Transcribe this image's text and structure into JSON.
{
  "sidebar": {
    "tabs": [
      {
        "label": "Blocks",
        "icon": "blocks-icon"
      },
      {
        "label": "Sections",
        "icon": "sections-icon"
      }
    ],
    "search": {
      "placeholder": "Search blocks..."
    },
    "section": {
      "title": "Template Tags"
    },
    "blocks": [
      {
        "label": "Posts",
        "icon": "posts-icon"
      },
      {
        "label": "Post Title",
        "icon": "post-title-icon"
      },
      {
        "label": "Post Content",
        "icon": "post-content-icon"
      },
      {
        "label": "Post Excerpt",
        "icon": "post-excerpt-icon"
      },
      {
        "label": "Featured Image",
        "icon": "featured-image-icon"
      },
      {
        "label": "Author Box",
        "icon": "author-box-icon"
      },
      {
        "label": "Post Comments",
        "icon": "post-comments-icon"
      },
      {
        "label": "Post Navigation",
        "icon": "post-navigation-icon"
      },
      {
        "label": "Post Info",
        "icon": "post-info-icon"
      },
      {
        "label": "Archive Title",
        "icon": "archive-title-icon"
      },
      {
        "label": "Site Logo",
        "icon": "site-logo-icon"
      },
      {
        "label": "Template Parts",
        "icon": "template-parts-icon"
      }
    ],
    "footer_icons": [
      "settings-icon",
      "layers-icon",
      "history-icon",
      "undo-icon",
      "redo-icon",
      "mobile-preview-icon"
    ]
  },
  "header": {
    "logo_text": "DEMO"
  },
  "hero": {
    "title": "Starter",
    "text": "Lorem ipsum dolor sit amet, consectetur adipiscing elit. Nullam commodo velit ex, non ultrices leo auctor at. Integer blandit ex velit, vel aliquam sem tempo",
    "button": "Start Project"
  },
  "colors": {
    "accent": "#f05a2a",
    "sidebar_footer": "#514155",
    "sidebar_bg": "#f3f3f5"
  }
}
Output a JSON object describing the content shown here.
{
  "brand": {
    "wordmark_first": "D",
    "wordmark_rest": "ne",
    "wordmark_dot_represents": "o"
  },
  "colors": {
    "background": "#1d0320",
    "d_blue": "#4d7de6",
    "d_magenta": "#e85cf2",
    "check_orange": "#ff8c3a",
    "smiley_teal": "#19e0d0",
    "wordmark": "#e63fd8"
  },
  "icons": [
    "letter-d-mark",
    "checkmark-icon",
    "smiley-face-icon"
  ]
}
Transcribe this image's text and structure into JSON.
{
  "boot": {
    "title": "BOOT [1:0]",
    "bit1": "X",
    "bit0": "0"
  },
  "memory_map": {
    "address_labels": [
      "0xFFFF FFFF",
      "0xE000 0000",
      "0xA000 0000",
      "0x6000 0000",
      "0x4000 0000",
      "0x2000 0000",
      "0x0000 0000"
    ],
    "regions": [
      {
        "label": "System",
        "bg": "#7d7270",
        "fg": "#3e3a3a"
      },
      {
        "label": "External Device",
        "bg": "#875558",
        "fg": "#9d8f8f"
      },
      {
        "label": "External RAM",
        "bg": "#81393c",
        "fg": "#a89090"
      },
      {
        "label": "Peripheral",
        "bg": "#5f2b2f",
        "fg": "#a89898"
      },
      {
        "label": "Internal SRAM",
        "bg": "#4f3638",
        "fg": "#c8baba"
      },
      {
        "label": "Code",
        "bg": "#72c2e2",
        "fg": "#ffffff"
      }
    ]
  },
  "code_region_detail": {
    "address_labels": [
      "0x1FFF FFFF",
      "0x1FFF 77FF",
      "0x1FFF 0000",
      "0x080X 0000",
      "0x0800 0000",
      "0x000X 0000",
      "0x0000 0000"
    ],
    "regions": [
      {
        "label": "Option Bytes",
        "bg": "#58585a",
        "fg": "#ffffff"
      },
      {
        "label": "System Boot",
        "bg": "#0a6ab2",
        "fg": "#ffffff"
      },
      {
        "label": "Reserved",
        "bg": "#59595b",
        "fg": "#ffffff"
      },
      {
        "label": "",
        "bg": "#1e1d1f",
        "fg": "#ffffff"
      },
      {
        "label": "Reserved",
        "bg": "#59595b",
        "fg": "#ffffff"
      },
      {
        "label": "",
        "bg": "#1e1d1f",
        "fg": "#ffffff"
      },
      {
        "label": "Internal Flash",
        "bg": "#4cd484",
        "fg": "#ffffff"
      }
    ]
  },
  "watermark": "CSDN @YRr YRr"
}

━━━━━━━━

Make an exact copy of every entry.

## ANSWER SECTION
Transcribe this image's text and structure into JSON.
{
  "sidebar": {
    "tabs": [
      {
        "label": "Blocks",
        "icon": "blocks-icon"
      },
      {
        "label": "Sections",
        "icon": "sections-icon"
      }
    ],
    "search": {
      "placeholder": "Search blocks..."
    },
    "section": {
      "title": "Template Tags"
    },
    "blocks": [
      {
        "label": "Posts",
        "icon": "posts-icon"
      },
      {
        "label": "Post Title",
        "icon": "post-title-icon"
      },
      {
        "label": "Post Content",
        "icon": "post-content-icon"
      },
      {
        "label": "Post Excerpt",
        "icon": "post-excerpt-icon"
      },
      {
        "label": "Featured Image",
        "icon": "featured-image-icon"
      },
      {
        "label": "Author Box",
        "icon": "author-box-icon"
      },
      {
        "label": "Post Comments",
        "icon": "post-comments-icon"
      },
      {
        "label": "Post Navigation",
        "icon": "post-navigation-icon"
      },
      {
        "label": "Post Info",
        "icon": "post-info-icon"
      },
      {
        "label": "Archive Title",
        "icon": "archive-title-icon"
      },
      {
        "label": "Site Logo",
        "icon": "site-logo-icon"
      },
      {
        "label": "Template Parts",
        "icon": "template-parts-icon"
      }
    ],
    "footer_icons": [
      "settings-icon",
      "layers-icon",
      "history-icon",
      "undo-icon",
      "redo-icon",
      "mobile-preview-icon"
    ]
  },
  "header": {
    "logo_text": "DEMO"
  },
  "hero": {
    "title": "Starter",
    "text": "Lorem ipsum dolor sit amet, consectetur adipiscing elit. Nullam commodo velit ex, non ultrices leo auctor at. Integer blandit ex velit, vel aliquam sem tempo",
    "button": "Start Project"
  },
  "colors": {
    "accent": "#f05a2a",
    "sidebar_footer": "#514155",
    "sidebar_bg": "#f3f3f5"
  }
}
Output a JSON object describing the content shown here.
{
  "brand": {
    "wordmark_first": "D",
    "wordmark_rest": "ne",
    "wordmark_dot_represents": "o"
  },
  "colors": {
    "background": "#1d0320",
    "d_blue": "#4d7de6",
    "d_magenta": "#e85cf2",
    "check_orange": "#ff8c3a",
    "smiley_teal": "#19e0d0",
    "wordmark": "#e63fd8"
  },
  "icons": [
    "letter-d-mark",
    "checkmark-icon",
    "smiley-face-icon"
  ]
}
Transcribe this image's text and structure into JSON.
{
  "boot": {
    "title": "BOOT [1:0]",
    "bit1": "X",
    "bit0": "0"
  },
  "memory_map": {
    "address_labels": [
      "0xFFFF FFFF",
      "0xE000 0000",
      "0xA000 0000",
      "0x6000 0000",
      "0x4000 0000",
      "0x2000 0000",
      "0x0000 0000"
    ],
    "regions": [
      {
        "label": "System",
        "bg": "#7d7270",
        "fg": "#3e3a3a"
      },
      {
        "label": "External Device",
        "bg": "#875558",
        "fg": "#9d8f8f"
      },
      {
        "label": "External RAM",
        "bg": "#81393c",
        "fg": "#a89090"
      },
      {
        "label": "Peripheral",
        "bg": "#5f2b2f",
        "fg": "#a89898"
      },
      {
        "label": "Internal SRAM",
        "bg": "#4f3638",
        "fg": "#c8baba"
      },
      {
        "label": "Code",
        "bg": "#72c2e2",
        "fg": "#ffffff"
      }
    ]
  },
  "code_region_detail": {
    "address_labels": [
      "0x1FFF FFFF",
      "0x1FFF 77FF",
      "0x1FFF 0000",
      "0x080X 0000",
      "0x0800 0000",
      "0x000X 0000",
      "0x0000 0000"
    ],
    "regions": [
      {
        "label": "Option Bytes",
        "bg": "#58585a",
        "fg": "#ffffff"
      },
      {
        "label": "System Boot",
        "bg": "#0a6ab2",
        "fg": "#ffffff"
      },
      {
        "label": "Reserved",
        "bg": "#59595b",
        "fg": "#ffffff"
      },
      {
        "label": "",
        "bg": "#1e1d1f",
        "fg": "#ffffff"
      },
      {
        "label": "Reserved",
        "bg": "#59595b",
        "fg": "#ffffff"
      },
      {
        "label": "",
        "bg": "#1e1d1f",
        "fg": "#ffffff"
      },
      {
        "label": "Internal Flash",
        "bg": "#4cd484",
        "fg": "#ffffff"
      }
    ]
  },
  "watermark": "CSDN @YRr YRr"
}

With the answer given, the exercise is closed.